MATERIAL FOR THE TASK: Begin
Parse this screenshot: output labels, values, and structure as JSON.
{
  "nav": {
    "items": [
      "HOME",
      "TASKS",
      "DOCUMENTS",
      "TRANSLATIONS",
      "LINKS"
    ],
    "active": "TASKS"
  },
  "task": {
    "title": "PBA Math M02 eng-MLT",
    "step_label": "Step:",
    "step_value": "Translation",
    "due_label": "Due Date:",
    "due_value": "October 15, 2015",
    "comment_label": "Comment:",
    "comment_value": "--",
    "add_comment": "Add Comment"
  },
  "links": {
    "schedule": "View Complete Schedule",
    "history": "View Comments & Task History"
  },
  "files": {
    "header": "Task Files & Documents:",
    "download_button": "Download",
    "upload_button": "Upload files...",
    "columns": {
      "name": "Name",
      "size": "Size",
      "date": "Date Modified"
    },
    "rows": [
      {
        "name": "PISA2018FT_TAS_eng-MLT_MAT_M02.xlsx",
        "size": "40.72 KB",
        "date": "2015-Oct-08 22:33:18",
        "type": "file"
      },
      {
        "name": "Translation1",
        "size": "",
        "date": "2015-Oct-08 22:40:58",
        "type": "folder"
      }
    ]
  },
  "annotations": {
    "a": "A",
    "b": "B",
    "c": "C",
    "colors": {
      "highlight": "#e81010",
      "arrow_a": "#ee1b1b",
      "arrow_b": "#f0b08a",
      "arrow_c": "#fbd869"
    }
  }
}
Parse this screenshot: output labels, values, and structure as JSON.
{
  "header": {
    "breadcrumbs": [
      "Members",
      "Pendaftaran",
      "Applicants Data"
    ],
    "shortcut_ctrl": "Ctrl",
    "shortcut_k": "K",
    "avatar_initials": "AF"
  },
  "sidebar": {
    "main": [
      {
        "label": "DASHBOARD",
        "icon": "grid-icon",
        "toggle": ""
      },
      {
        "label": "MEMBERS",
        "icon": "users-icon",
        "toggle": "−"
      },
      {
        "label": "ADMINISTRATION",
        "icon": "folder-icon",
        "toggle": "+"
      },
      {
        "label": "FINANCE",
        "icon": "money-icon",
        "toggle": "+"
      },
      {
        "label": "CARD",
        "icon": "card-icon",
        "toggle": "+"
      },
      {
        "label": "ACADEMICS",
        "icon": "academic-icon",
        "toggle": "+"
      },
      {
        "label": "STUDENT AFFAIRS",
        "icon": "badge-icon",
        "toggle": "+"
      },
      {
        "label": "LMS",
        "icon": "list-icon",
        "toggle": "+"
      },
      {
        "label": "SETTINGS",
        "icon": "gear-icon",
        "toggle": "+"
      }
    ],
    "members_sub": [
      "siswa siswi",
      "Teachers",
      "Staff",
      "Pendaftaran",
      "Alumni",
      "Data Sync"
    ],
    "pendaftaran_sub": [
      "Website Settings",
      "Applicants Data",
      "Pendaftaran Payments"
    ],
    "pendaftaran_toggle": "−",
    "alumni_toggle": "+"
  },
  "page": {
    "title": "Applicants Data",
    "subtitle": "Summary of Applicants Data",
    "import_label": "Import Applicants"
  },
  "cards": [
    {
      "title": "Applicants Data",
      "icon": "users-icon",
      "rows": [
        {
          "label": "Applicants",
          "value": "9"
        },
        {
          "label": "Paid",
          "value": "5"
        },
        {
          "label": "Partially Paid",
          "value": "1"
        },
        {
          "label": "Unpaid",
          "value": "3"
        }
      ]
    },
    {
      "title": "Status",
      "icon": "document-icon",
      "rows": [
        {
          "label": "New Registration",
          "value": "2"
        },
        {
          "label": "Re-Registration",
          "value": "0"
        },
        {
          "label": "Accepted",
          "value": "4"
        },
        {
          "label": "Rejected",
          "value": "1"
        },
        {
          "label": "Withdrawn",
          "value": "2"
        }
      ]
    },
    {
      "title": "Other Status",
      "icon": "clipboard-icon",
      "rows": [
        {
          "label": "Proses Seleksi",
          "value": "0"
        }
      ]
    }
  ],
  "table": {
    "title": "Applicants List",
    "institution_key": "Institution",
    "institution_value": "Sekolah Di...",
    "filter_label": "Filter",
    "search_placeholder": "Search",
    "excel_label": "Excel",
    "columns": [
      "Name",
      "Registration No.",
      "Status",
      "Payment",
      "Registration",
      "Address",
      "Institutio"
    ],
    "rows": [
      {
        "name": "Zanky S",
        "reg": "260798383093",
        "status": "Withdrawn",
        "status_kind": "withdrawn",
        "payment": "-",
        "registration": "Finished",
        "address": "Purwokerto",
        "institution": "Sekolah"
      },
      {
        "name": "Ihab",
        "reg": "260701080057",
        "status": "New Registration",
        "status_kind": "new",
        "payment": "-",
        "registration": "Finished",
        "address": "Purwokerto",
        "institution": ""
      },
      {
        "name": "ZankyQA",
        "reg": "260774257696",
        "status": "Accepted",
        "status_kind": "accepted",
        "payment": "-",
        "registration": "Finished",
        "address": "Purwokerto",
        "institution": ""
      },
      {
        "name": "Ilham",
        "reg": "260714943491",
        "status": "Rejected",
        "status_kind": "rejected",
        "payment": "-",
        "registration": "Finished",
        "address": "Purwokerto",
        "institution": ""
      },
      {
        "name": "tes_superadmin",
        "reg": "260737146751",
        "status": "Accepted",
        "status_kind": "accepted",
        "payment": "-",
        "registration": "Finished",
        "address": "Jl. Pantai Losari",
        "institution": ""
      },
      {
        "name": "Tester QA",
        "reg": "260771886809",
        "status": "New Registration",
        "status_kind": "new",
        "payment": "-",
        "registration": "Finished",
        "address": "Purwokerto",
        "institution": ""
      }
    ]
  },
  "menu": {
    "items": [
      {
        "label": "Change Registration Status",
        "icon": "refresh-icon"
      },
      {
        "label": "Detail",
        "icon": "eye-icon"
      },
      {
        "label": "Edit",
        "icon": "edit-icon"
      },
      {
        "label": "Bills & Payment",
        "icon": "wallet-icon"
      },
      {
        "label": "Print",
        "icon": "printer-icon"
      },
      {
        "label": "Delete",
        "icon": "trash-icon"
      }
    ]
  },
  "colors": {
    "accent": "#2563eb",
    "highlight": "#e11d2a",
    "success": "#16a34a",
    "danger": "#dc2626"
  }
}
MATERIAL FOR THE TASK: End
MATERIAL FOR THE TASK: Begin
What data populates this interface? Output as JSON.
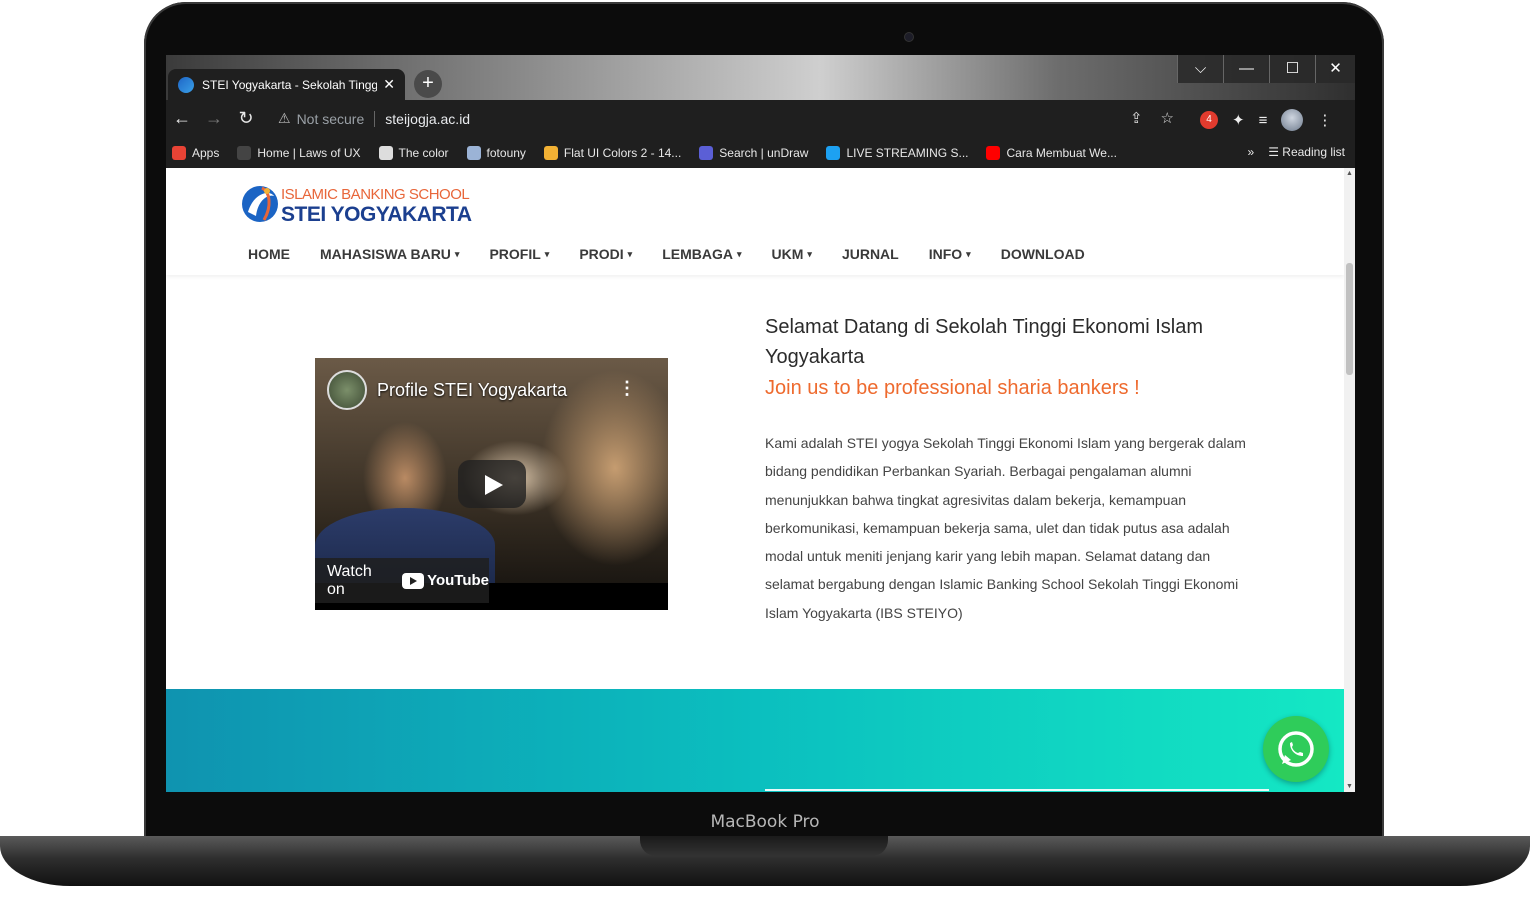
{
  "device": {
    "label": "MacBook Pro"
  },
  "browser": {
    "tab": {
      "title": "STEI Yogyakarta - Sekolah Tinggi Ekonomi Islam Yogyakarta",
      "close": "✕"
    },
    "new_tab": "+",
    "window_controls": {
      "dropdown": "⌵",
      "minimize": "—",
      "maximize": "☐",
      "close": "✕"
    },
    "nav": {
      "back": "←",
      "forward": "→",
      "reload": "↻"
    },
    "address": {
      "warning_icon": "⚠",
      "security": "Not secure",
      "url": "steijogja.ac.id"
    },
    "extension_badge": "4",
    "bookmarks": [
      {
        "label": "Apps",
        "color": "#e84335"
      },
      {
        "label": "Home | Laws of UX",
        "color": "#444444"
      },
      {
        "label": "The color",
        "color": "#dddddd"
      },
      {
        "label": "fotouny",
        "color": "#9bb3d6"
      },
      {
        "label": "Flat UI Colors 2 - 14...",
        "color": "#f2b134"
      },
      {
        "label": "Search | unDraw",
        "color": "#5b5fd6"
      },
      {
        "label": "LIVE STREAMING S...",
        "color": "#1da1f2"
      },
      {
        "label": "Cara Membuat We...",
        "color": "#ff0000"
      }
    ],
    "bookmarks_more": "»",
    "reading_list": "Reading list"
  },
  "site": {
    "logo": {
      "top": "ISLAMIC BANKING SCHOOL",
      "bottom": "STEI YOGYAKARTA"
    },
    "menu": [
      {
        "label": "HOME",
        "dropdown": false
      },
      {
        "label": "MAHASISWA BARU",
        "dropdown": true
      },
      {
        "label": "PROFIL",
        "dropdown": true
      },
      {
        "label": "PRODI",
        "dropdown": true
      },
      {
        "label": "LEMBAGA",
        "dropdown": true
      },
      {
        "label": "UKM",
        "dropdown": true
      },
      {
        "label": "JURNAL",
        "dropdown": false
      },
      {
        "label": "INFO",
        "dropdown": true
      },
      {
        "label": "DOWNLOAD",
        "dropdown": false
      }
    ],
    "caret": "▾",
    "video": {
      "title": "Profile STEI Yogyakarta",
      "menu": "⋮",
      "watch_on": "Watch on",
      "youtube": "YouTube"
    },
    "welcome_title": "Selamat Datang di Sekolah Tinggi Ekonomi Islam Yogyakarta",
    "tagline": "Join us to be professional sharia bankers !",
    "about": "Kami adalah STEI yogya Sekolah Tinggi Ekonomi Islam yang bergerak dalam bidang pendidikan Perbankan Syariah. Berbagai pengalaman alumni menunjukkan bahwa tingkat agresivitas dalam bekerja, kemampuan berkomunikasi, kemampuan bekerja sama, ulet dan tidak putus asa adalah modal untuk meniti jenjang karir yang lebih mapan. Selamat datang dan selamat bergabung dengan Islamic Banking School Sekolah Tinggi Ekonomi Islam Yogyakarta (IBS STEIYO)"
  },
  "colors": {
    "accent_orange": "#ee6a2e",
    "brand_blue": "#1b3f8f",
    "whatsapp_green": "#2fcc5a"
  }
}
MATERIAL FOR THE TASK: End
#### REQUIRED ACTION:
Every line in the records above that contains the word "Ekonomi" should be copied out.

#### EXPECTED ANSWER:
      "title": "STEI Yogyakarta - Sekolah Tinggi Ekonomi Islam Yogyakarta",
    "welcome_title": "Selamat Datang di Sekolah Tinggi Ekonomi Islam Yogyakarta",
    "about": "Kami adalah STEI yogya Sekolah Tinggi Ekonomi Islam yang bergerak dalam bidang pendidikan Perbankan Syariah. Berbagai pengalaman alumni menunjukkan bahwa tingkat agresivitas dalam bekerja, kemampuan berkomunikasi, kemampuan bekerja sama, ulet dan tidak putus asa adalah modal untuk meniti jenjang karir yang lebih mapan. Selamat datang dan selamat bergabung dengan Islamic Banking School Sekolah Tinggi Ekonomi Islam Yogyakarta (IBS STEIYO)"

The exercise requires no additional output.